The collapse of the Victoria Embankment uncovers a passage to an unknown realm beneath the city. Langdon St. Ives sets out to explore it, not knowing that a brilliant and wealthy psychopathic murderer is working to keep the underworld’s secrets hidden for reasons of his own.
St. Ives and his stalwart friends investigate a string of ghastly crimes: the gruesome death of a witch, the kidnapping of a blind, psychic girl, and the grim horrors of a secret hospital where experiments in medical electricity and the development of human, vampiric fungi, serve the strange, murderous ends of perhaps St. Ives’s most dangerous nemesis yet.
I did assume it would take place more beneath London, I mean that is the name of the book. But it mostly took place above ground. Which sort of was a shame, cos the underworld seems really strange with toadstools that eat people.
Steampunk wise, yes it was an alternative Victorian England, but it was more gadgetwise it was steampunk. A few here and there, and witches too, oh and those weird toadstools.
It is a series, but I thought it worked well in its own. Sure there was talk about other characters. And I am sure I could have experienced things even more if I had read the other books, but that is the downfall when you jump into a series. So it works like this too.
The story. We have a professor St Ives who gets a new case about what is beneath London. But then more things happen. A psychic girl is kidnapped. Strange things are going on in London. Are they all connected somehow? To his help he has his wife, and well more people. But I can give you the details cos as things happen, we meet more people...as things happen. Spoilers darling.
It's kind of a thriller mystery set in a steampunk world. There is a strange sort of dry humour there too. The tone is actually really hard to describe.
But sure, sometimes I felt like, maybe everyone was too nice.

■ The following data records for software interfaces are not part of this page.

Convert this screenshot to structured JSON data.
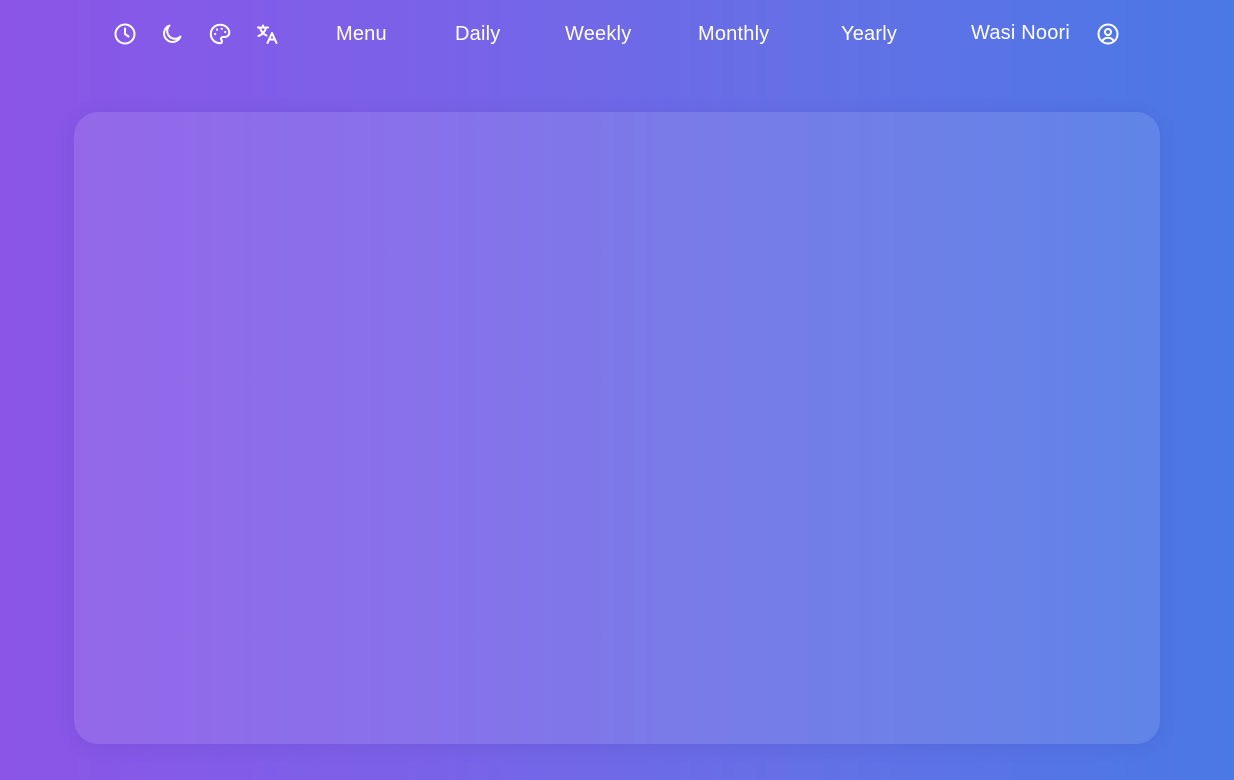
{
  "header": {
    "icons": {
      "clock": "clock-icon",
      "theme": "moon-icon",
      "palette": "palette-icon",
      "language": "translate-icon",
      "account": "user-circle-icon"
    },
    "nav": {
      "menu": "Menu",
      "daily": "Daily",
      "weekly": "Weekly",
      "monthly": "Monthly",
      "yearly": "Yearly"
    },
    "user": {
      "name": "Wasi Noori"
    }
  },
  "colors": {
    "gradient_start": "#8b55e7",
    "gradient_end": "#4a78e5",
    "text": "#ffffff"
  }
}
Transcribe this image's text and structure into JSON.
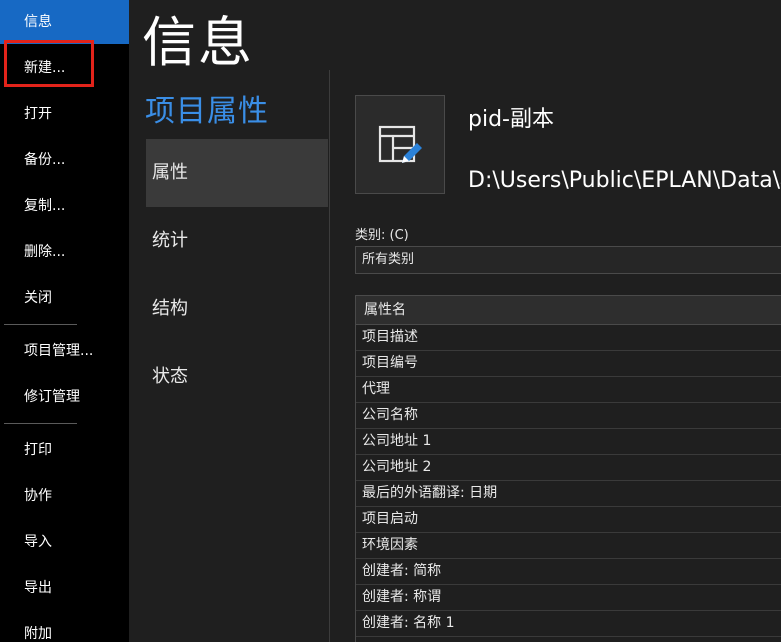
{
  "nav": {
    "items": [
      "信息",
      "新建...",
      "打开",
      "备份...",
      "复制...",
      "删除...",
      "关闭",
      "项目管理...",
      "修订管理",
      "打印",
      "协作",
      "导入",
      "导出",
      "附加"
    ],
    "active_index": 0
  },
  "page_title": "信息",
  "section": {
    "heading": "项目属性",
    "items": [
      "属性",
      "统计",
      "结构",
      "状态"
    ],
    "active_index": 0
  },
  "project": {
    "name": "pid-副本",
    "path": "D:\\Users\\Public\\EPLAN\\Data\\项"
  },
  "category": {
    "label": "类别: (C)",
    "value": "所有类别"
  },
  "properties": {
    "header": "属性名",
    "rows": [
      "项目描述",
      "项目编号",
      "代理",
      "公司名称",
      "公司地址 1",
      "公司地址 2",
      "最后的外语翻译: 日期",
      "项目启动",
      "环境因素",
      "创建者: 简称",
      "创建者: 称谓",
      "创建者: 名称 1"
    ]
  },
  "colors": {
    "accent": "#1769c4",
    "heading_blue": "#3a8ee6",
    "highlight_red": "#e2231a"
  }
}
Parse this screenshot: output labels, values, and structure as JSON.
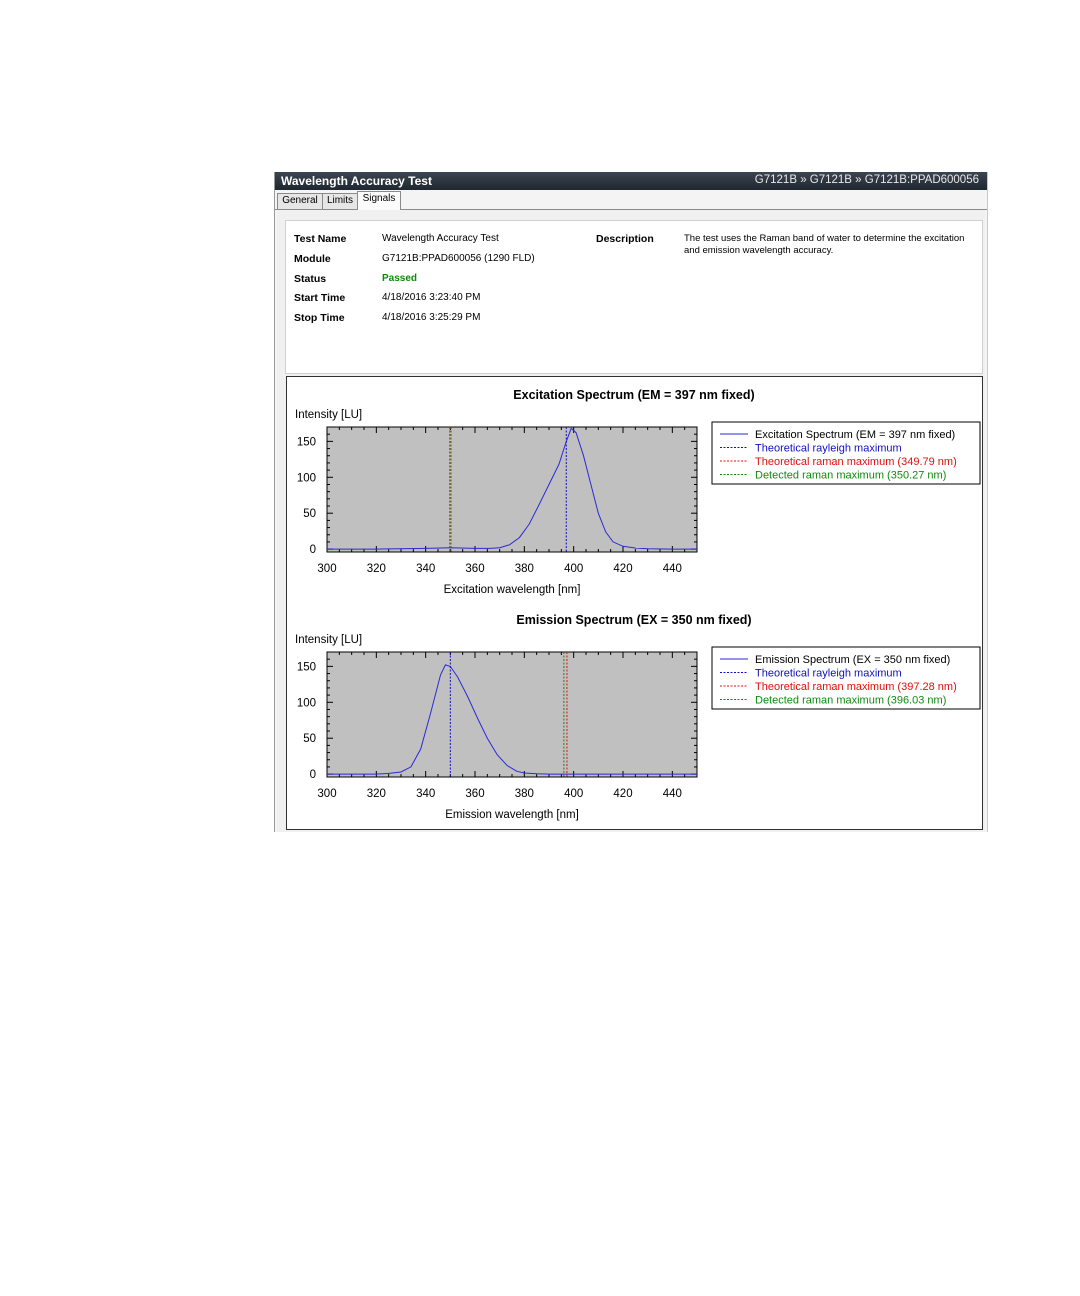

More boom, and toadstools please! It was cool, but not always for me.
An interesting mix.
Paperback, 432 pages
Published June 9th 2015 by Titan Books